STUDY MATERIAL
-------
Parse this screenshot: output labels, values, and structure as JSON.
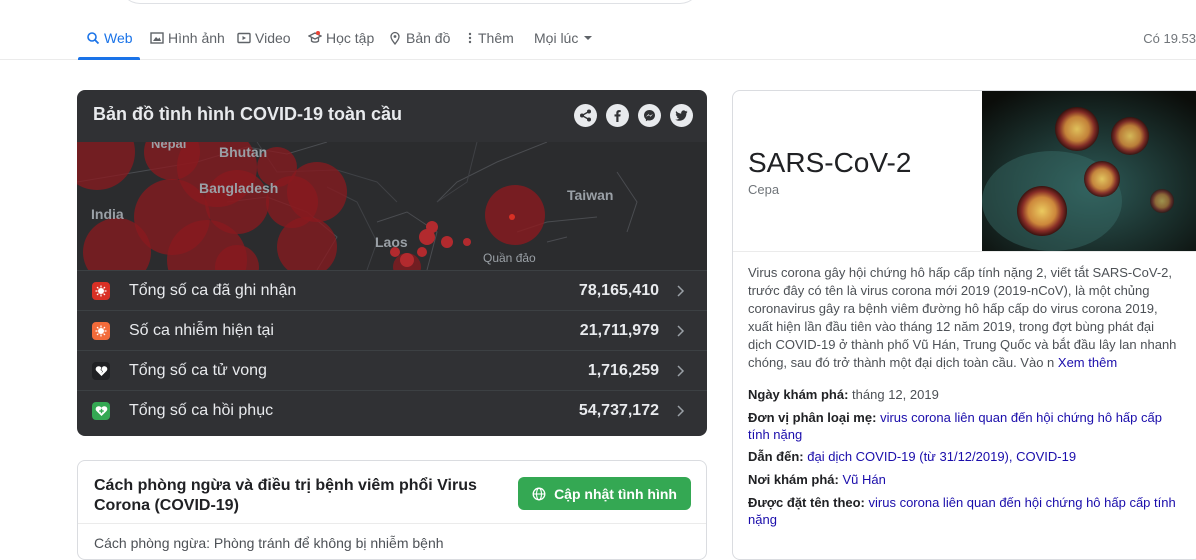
{
  "nav": {
    "items": [
      {
        "label": "Web",
        "icon": "search-icon"
      },
      {
        "label": "Hình ảnh",
        "icon": "image-icon"
      },
      {
        "label": "Video",
        "icon": "video-icon"
      },
      {
        "label": "Học tập",
        "icon": "graduation-cap-icon"
      },
      {
        "label": "Bản đồ",
        "icon": "map-pin-icon"
      },
      {
        "label": "Thêm",
        "icon": "more-vertical-icon"
      },
      {
        "label": "Mọi lúc",
        "icon": "caret-down-icon"
      }
    ],
    "result_count": "Có 19.53"
  },
  "covid": {
    "title": "Bản đồ tình hình COVID-19 toàn cầu",
    "share_icons": [
      "share-icon",
      "facebook-icon",
      "messenger-icon",
      "twitter-icon"
    ],
    "map_labels": [
      "Nepal",
      "Bhutan",
      "Bangladesh",
      "India",
      "Laos",
      "Taiwan",
      "Quần đảo"
    ],
    "stats": [
      {
        "label": "Tổng số ca đã ghi nhận",
        "value": "78,165,410",
        "icon": "virus-icon",
        "color": "#d93025"
      },
      {
        "label": "Số ca nhiễm hiện tại",
        "value": "21,711,979",
        "icon": "virus-icon",
        "color": "#f26b3a"
      },
      {
        "label": "Tổng số ca tử vong",
        "value": "1,716,259",
        "icon": "broken-heart-icon",
        "color": "#202124"
      },
      {
        "label": "Tổng số ca hồi phục",
        "value": "54,737,172",
        "icon": "heart-plus-icon",
        "color": "#34a853"
      }
    ]
  },
  "prevention": {
    "title": "Cách phòng ngừa và điều trị bệnh viêm phổi Virus Corona (COVID-19)",
    "button_label": "Cập nhật tình hình",
    "snippet": "Cách phòng ngừa: Phòng tránh để không bị nhiễm bệnh"
  },
  "knowledge_panel": {
    "title": "SARS-CoV-2",
    "subtitle": "Cepa",
    "description": "Virus corona gây hội chứng hô hấp cấp tính nặng 2, viết tắt SARS-CoV-2, trước đây có tên là virus corona mới 2019 (2019-nCoV), là một chủng coronavirus gây ra bệnh viêm đường hô hấp cấp do virus corona 2019, xuất hiện lần đầu tiên vào tháng 12 năm 2019, trong đợt bùng phát đại dịch COVID-19 ở thành phố Vũ Hán, Trung Quốc và bắt đầu lây lan nhanh chóng, sau đó trở thành một đại dịch toàn cầu. Vào n",
    "more_link": "Xem thêm",
    "facts": [
      {
        "label": "Ngày khám phá:",
        "value": "tháng 12, 2019",
        "is_link": false
      },
      {
        "label": "Đơn vị phân loại mẹ:",
        "value": "virus corona liên quan đến hội chứng hô hấp cấp tính nặng",
        "is_link": true
      },
      {
        "label": "Dẫn đến:",
        "value": "đại dịch COVID-19 (từ 31/12/2019), COVID-19",
        "is_link": true
      },
      {
        "label": "Nơi khám phá:",
        "value": "Vũ Hán",
        "is_link": true
      },
      {
        "label": "Được đặt tên theo:",
        "value": "virus corona liên quan đến hội chứng hô hấp cấp tính nặng",
        "is_link": true
      }
    ]
  }
}
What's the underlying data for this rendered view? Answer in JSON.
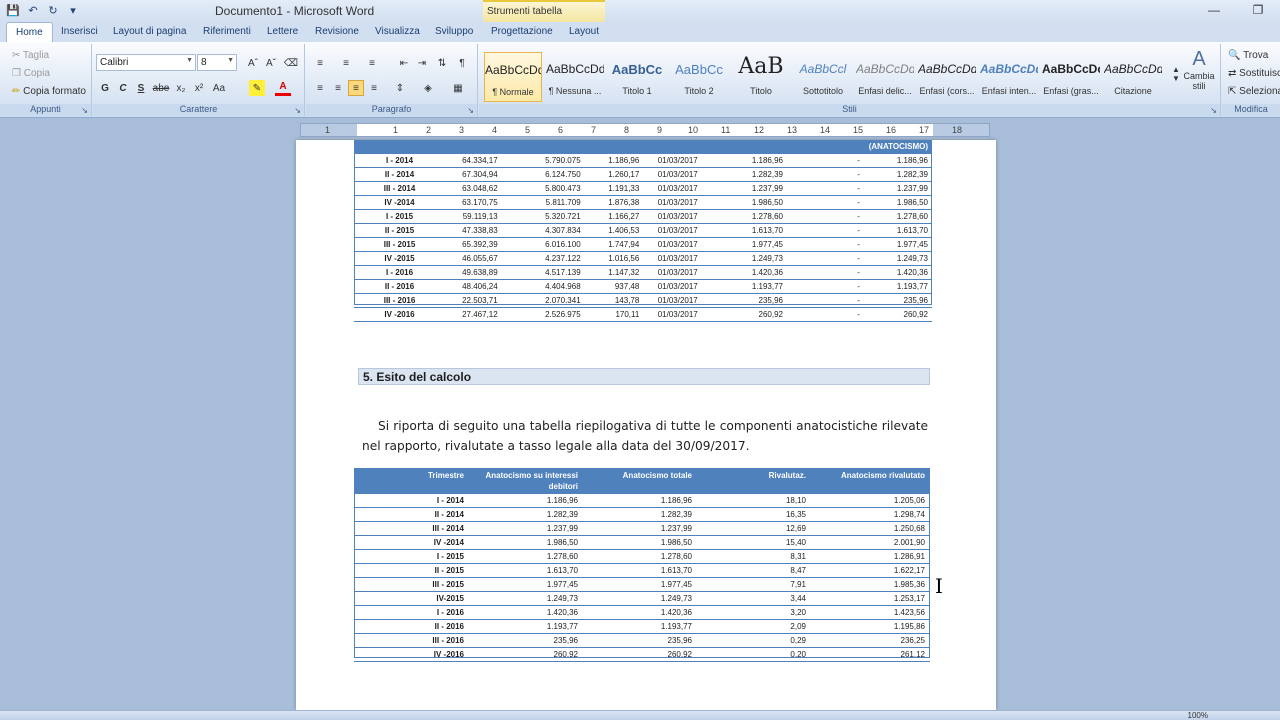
{
  "window": {
    "title": "Documento1 - Microsoft Word",
    "context_tab_group": "Strumenti tabella"
  },
  "tabs": [
    "Home",
    "Inserisci",
    "Layout di pagina",
    "Riferimenti",
    "Lettere",
    "Revisione",
    "Visualizza",
    "Sviluppo",
    "Progettazione",
    "Layout"
  ],
  "ribbon": {
    "clipboard": {
      "label": "Appunti",
      "cut": "Taglia",
      "copy": "Copia",
      "format_painter": "Copia formato"
    },
    "font": {
      "label": "Carattere",
      "font_name": "Calibri",
      "font_size": "8"
    },
    "paragraph": {
      "label": "Paragrafo"
    },
    "styles": {
      "label": "Stili",
      "items": [
        {
          "sample": "AaBbCcDd",
          "name": "¶ Normale"
        },
        {
          "sample": "AaBbCcDd",
          "name": "¶ Nessuna ..."
        },
        {
          "sample": "AaBbCc",
          "name": "Titolo 1"
        },
        {
          "sample": "AaBbCc",
          "name": "Titolo 2"
        },
        {
          "sample": "AaB",
          "name": "Titolo"
        },
        {
          "sample": "AaBbCcl",
          "name": "Sottotitolo"
        },
        {
          "sample": "AaBbCcDd",
          "name": "Enfasi delic..."
        },
        {
          "sample": "AaBbCcDd",
          "name": "Enfasi (cors..."
        },
        {
          "sample": "AaBbCcDd",
          "name": "Enfasi inten..."
        },
        {
          "sample": "AaBbCcDc",
          "name": "Enfasi (gras..."
        },
        {
          "sample": "AaBbCcDd",
          "name": "Citazione"
        }
      ],
      "change_styles": "Cambia stili"
    },
    "editing": {
      "label": "Modifica",
      "find": "Trova",
      "replace": "Sostituisci",
      "select": "Seleziona"
    }
  },
  "ruler": {
    "numbers": [
      "1",
      "1",
      "2",
      "3",
      "4",
      "5",
      "6",
      "7",
      "8",
      "9",
      "10",
      "11",
      "12",
      "13",
      "14",
      "15",
      "16",
      "17",
      "18"
    ]
  },
  "document": {
    "table1": {
      "header_last": "(ANATOCISMO)",
      "rows": [
        [
          "I - 2014",
          "64.334,17",
          "5.790.075",
          "1.186,96",
          "01/03/2017",
          "1.186,96",
          "-",
          "1.186,96"
        ],
        [
          "II - 2014",
          "67.304,94",
          "6.124.750",
          "1.260,17",
          "01/03/2017",
          "1.282,39",
          "-",
          "1.282,39"
        ],
        [
          "III - 2014",
          "63.048,62",
          "5.800.473",
          "1.191,33",
          "01/03/2017",
          "1.237,99",
          "-",
          "1.237,99"
        ],
        [
          "IV -2014",
          "63.170,75",
          "5.811.709",
          "1.876,38",
          "01/03/2017",
          "1.986,50",
          "-",
          "1.986,50"
        ],
        [
          "I - 2015",
          "59.119,13",
          "5.320.721",
          "1.166,27",
          "01/03/2017",
          "1.278,60",
          "-",
          "1.278,60"
        ],
        [
          "II - 2015",
          "47.338,83",
          "4.307.834",
          "1.406,53",
          "01/03/2017",
          "1.613,70",
          "-",
          "1.613,70"
        ],
        [
          "III - 2015",
          "65.392,39",
          "6.016.100",
          "1.747,94",
          "01/03/2017",
          "1.977,45",
          "-",
          "1.977,45"
        ],
        [
          "IV -2015",
          "46.055,67",
          "4.237.122",
          "1.016,56",
          "01/03/2017",
          "1.249,73",
          "-",
          "1.249,73"
        ],
        [
          "I - 2016",
          "49.638,89",
          "4.517.139",
          "1.147,32",
          "01/03/2017",
          "1.420,36",
          "-",
          "1.420,36"
        ],
        [
          "II - 2016",
          "48.406,24",
          "4.404.968",
          "937,48",
          "01/03/2017",
          "1.193,77",
          "-",
          "1.193,77"
        ],
        [
          "III - 2016",
          "22.503,71",
          "2.070.341",
          "143,78",
          "01/03/2017",
          "235,96",
          "-",
          "235,96"
        ],
        [
          "IV -2016",
          "27.467,12",
          "2.526.975",
          "170,11",
          "01/03/2017",
          "260,92",
          "-",
          "260,92"
        ]
      ]
    },
    "heading": "5. Esito del calcolo",
    "paragraph": "Si riporta di seguito una tabella riepilogativa di tutte le componenti anatocistiche rilevate nel rapporto, rivalutate a tasso legale alla data del 30/09/2017.",
    "table2": {
      "headers": [
        "Trimestre",
        "Anatocismo su interessi debitori",
        "Anatocismo totale",
        "Rivalutaz.",
        "Anatocismo rivalutato"
      ],
      "rows": [
        [
          "I - 2014",
          "1.186,96",
          "1.186,96",
          "18,10",
          "1.205,06"
        ],
        [
          "II - 2014",
          "1.282,39",
          "1.282,39",
          "16,35",
          "1.298,74"
        ],
        [
          "III - 2014",
          "1.237,99",
          "1.237,99",
          "12,69",
          "1.250,68"
        ],
        [
          "IV -2014",
          "1.986,50",
          "1.986,50",
          "15,40",
          "2.001,90"
        ],
        [
          "I - 2015",
          "1.278,60",
          "1.278,60",
          "8,31",
          "1.286,91"
        ],
        [
          "II - 2015",
          "1.613,70",
          "1.613,70",
          "8,47",
          "1.622,17"
        ],
        [
          "III - 2015",
          "1.977,45",
          "1.977,45",
          "7,91",
          "1.985,36"
        ],
        [
          "IV-2015",
          "1.249,73",
          "1.249,73",
          "3,44",
          "1.253,17"
        ],
        [
          "I - 2016",
          "1.420,36",
          "1.420,36",
          "3,20",
          "1.423,56"
        ],
        [
          "II - 2016",
          "1.193,77",
          "1.193,77",
          "2,09",
          "1.195,86"
        ],
        [
          "III - 2016",
          "235,96",
          "235,96",
          "0,29",
          "236,25"
        ],
        [
          "IV -2016",
          "260,92",
          "260,92",
          "0,20",
          "261,12"
        ]
      ]
    }
  },
  "status": {
    "zoom": "100%"
  }
}
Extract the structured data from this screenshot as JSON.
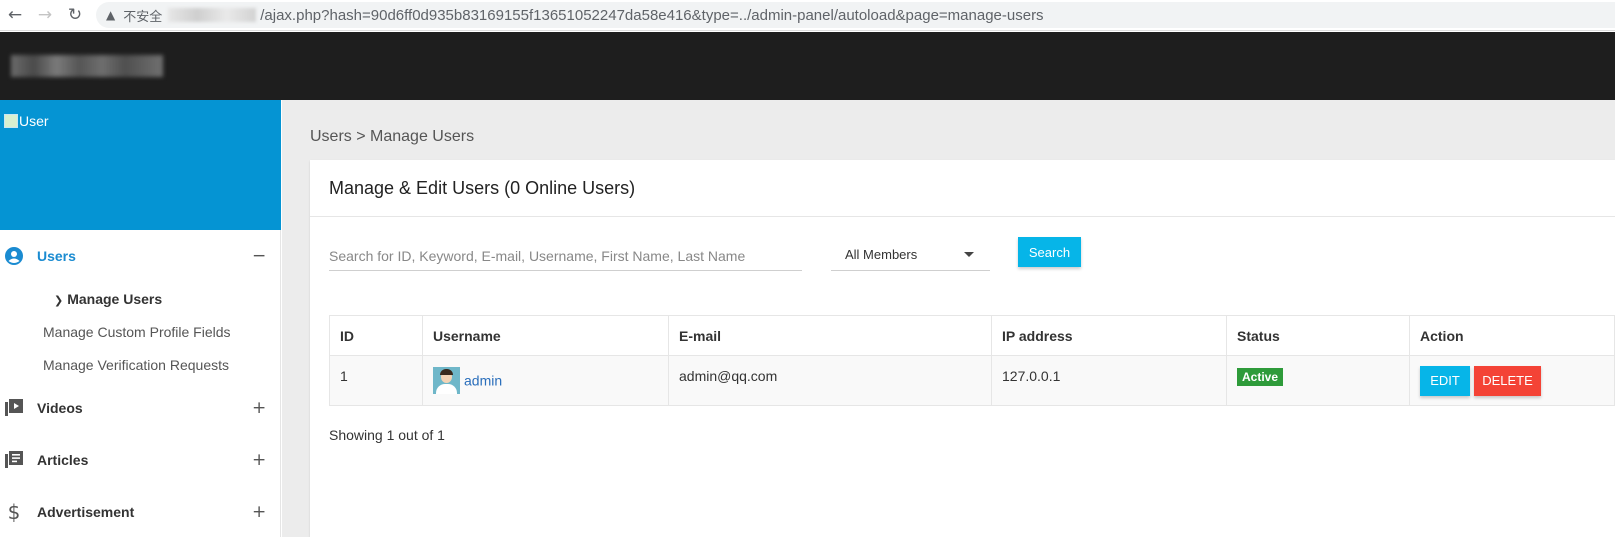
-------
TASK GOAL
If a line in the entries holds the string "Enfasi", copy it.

WORKED SOLUTION
          "name": "Enfasi delic..."
          "name": "Enfasi (cors..."
          "name": "Enfasi inten..."
          "name": "Enfasi (gras..."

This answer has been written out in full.